So Hollywood is set to remake a classic movie. Again.
Will they ruin It?
Will I once again be terrified of man holes, sewers, tv’s, dark rooms, shower drains, and yes, clowns?
Will Pennywise have the same impact on modern day kids as it did on me growing up watching it on VHS in my friends dark living room?
I’m not sure of any of these answers…though I suppose it’s highly likely that the film will blow asshole and ruin yet another classic horror film (I’m looking at you, Thing). And it’s very likely that I will regress to my fear of all things that drain. But I don’t think Pennywise can have the same impact it did on us on this generation for a few reasons.
One, in the 80’s, clowns didn’t quite yet have the fear factor. Sure, John Wayne Gacy helped our parents fear clowns, but we were too young to really know about it. Pennywise, for most of us, was the first foray into terrifying men with painted faces and red hair that juggled and also wanted to murder us. We saw clowns at the circus, we saw them at birthday parties – but we didn’t know they could be so goddamned scary until Pennywise jumped through the tv.
The first movie captured the imaginations of kids and took off running – it confirmed our worst fears and made us believe that no one is going to help you but yourself. That horror that happens in your youth will surely catch up to you later. Growing up we didn’t have to worry about the world, as with most 10y olds or younger. Life was about whatever our parents told us and then we went outside and played for a while. Imaginary games. My backyard was constantly turned into a Transformers battlefield with my ‘accidentally’ blowing up and making my brothers super cute best friend carry me to the picnic table for repairs.
Kids today grow up with the internet. They can use computers better than their parents. They might not understand a whole lot, but they certainly know more, or hear more, about what’s going on in the world than we ever did.

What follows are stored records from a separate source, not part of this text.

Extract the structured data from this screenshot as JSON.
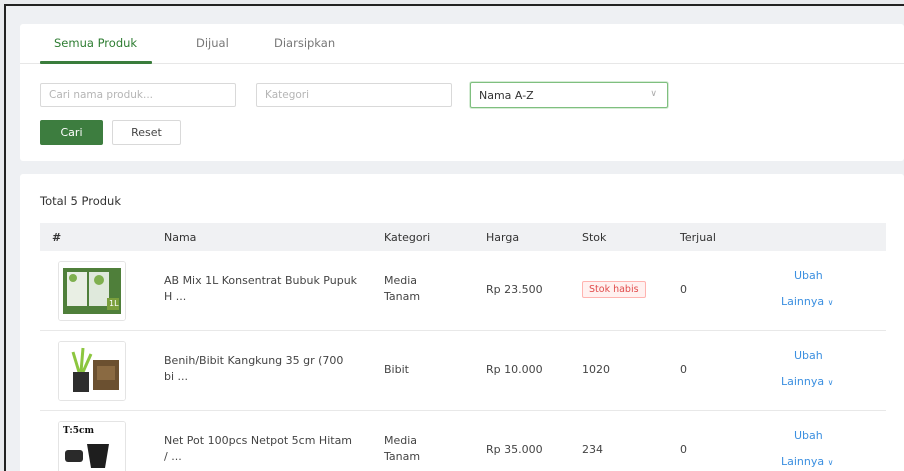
{
  "tabs": [
    {
      "label": "Semua Produk"
    },
    {
      "label": "Dijual"
    },
    {
      "label": "Diarsipkan"
    }
  ],
  "filters": {
    "search_placeholder": "Cari nama produk...",
    "category_placeholder": "Kategori",
    "sort_value": "Nama A-Z",
    "search_button": "Cari",
    "reset_button": "Reset"
  },
  "list": {
    "total_label": "Total 5 Produk",
    "columns": [
      "#",
      "Nama",
      "Kategori",
      "Harga",
      "Stok",
      "Terjual"
    ],
    "edit_label": "Ubah",
    "more_label": "Lainnya",
    "rows": [
      {
        "name_line1": "AB Mix 1L Konsentrat Bubuk Pupuk",
        "name_line2": "H ...",
        "category_line1": "Media",
        "category_line2": "Tanam",
        "price": "Rp 23.500",
        "stock_badge": "Stok habis",
        "sold": "0",
        "thumb_badge": "1L"
      },
      {
        "name_line1": "Benih/Bibit Kangkung 35 gr (700",
        "name_line2": "bi ...",
        "category": "Bibit",
        "price": "Rp 10.000",
        "stock": "1020",
        "sold": "0"
      },
      {
        "name_line1": "Net Pot 100pcs Netpot 5cm Hitam",
        "name_line2": "/ ...",
        "category_line1": "Media",
        "category_line2": "Tanam",
        "price": "Rp 35.000",
        "stock": "234",
        "sold": "0",
        "thumb_text": "T:5cm"
      }
    ]
  },
  "colors": {
    "primary": "#3d7d3f",
    "link": "#3b8fe0",
    "danger": "#e04b4b"
  }
}
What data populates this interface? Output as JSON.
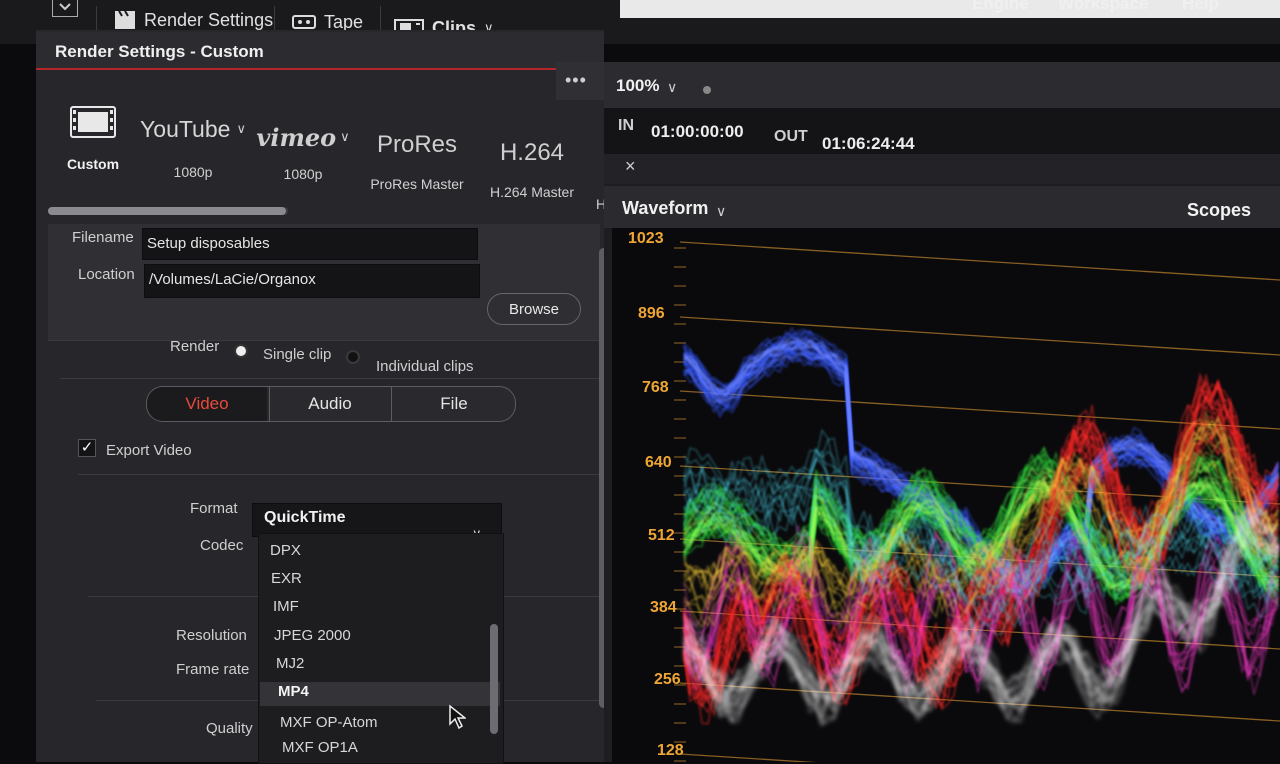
{
  "toolbar": {
    "render_settings": "Render Settings",
    "tape": "Tape",
    "clips": "Clips",
    "menu_partial": [
      "Engine",
      "Workspace",
      "Help"
    ]
  },
  "panel": {
    "title": "Render Settings - Custom",
    "more_dots": "•••"
  },
  "presets": [
    {
      "logo": "",
      "label": "Custom",
      "icon": "film-strip-icon"
    },
    {
      "logo": "YouTube",
      "label": "1080p",
      "icon": "youtube-logo"
    },
    {
      "logo": "vimeo",
      "label": "1080p",
      "icon": "vimeo-logo"
    },
    {
      "logo": "ProRes",
      "label": "ProRes Master"
    },
    {
      "logo": "H.264",
      "label": "H.264 Master"
    },
    {
      "logo": "",
      "label": "H"
    }
  ],
  "file": {
    "filename_label": "Filename",
    "filename_value": "Setup disposables",
    "location_label": "Location",
    "location_value": "/Volumes/LaCie/Organox",
    "browse": "Browse"
  },
  "render": {
    "label": "Render",
    "single_clip": "Single clip",
    "individual_clips": "Individual clips",
    "selected": "single_clip"
  },
  "tabs": {
    "video": "Video",
    "audio": "Audio",
    "file": "File",
    "active": "video"
  },
  "export_video": {
    "label": "Export Video",
    "checked": true
  },
  "settings": {
    "format_label": "Format",
    "format_value": "QuickTime",
    "codec_label": "Codec",
    "resolution_label": "Resolution",
    "frame_rate_label": "Frame rate",
    "quality_label": "Quality"
  },
  "dropdown": {
    "items": [
      "DPX",
      "EXR",
      "IMF",
      "JPEG 2000",
      "MJ2",
      "MP4",
      "MXF OP-Atom",
      "MXF OP1A"
    ],
    "highlighted": "MP4"
  },
  "viewer": {
    "zoom": "100%",
    "in_label": "IN",
    "in_value": "01:00:00:00",
    "out_label": "OUT",
    "out_value": "01:06:24:44",
    "close": "×"
  },
  "scope": {
    "title": "Waveform",
    "scopes_label": "Scopes",
    "y_ticks": [
      "1023",
      "896",
      "768",
      "640",
      "512",
      "384",
      "256",
      "128"
    ],
    "tick_color": "#f0a634"
  },
  "colors": {
    "accent_red": "#e84a3c",
    "panel_bg": "#27272b",
    "scope_bg": "#0a0a0c"
  }
}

And I’m focusing on kids for a specific reason: this movie was made to scare the shit out of kids. It was like a right of passage. “You haven’t seen It yet?! Dude!”. Followed by 4.5 hours of horror and a giant spider. Most of our parents didn’t want us to watch it because in the 80’s it was a pretty scary movie anyway. But will we see the remake? eh. I wouldn’t. Not in a theatre anyway. No. It’s going to be the kids that didn’t grow up with it. Sure they may be in their teens now, but I’m recently an ‘old’, so everyone seems young to me.
That and no one will ever top Tim Curry. So, yeah.
The only hope this film has is the director, Cary Fukunaga, who did the beautiful Jane Eyre and Sin Nombre. It is possible that this film turns into a subtlety terrifying piece of cinematic brilliance, shocking us with it’s serious approach to storytelling. Possible. But knowing Hollywood’s track record for fucking up everything good in the world, it’s a stretch.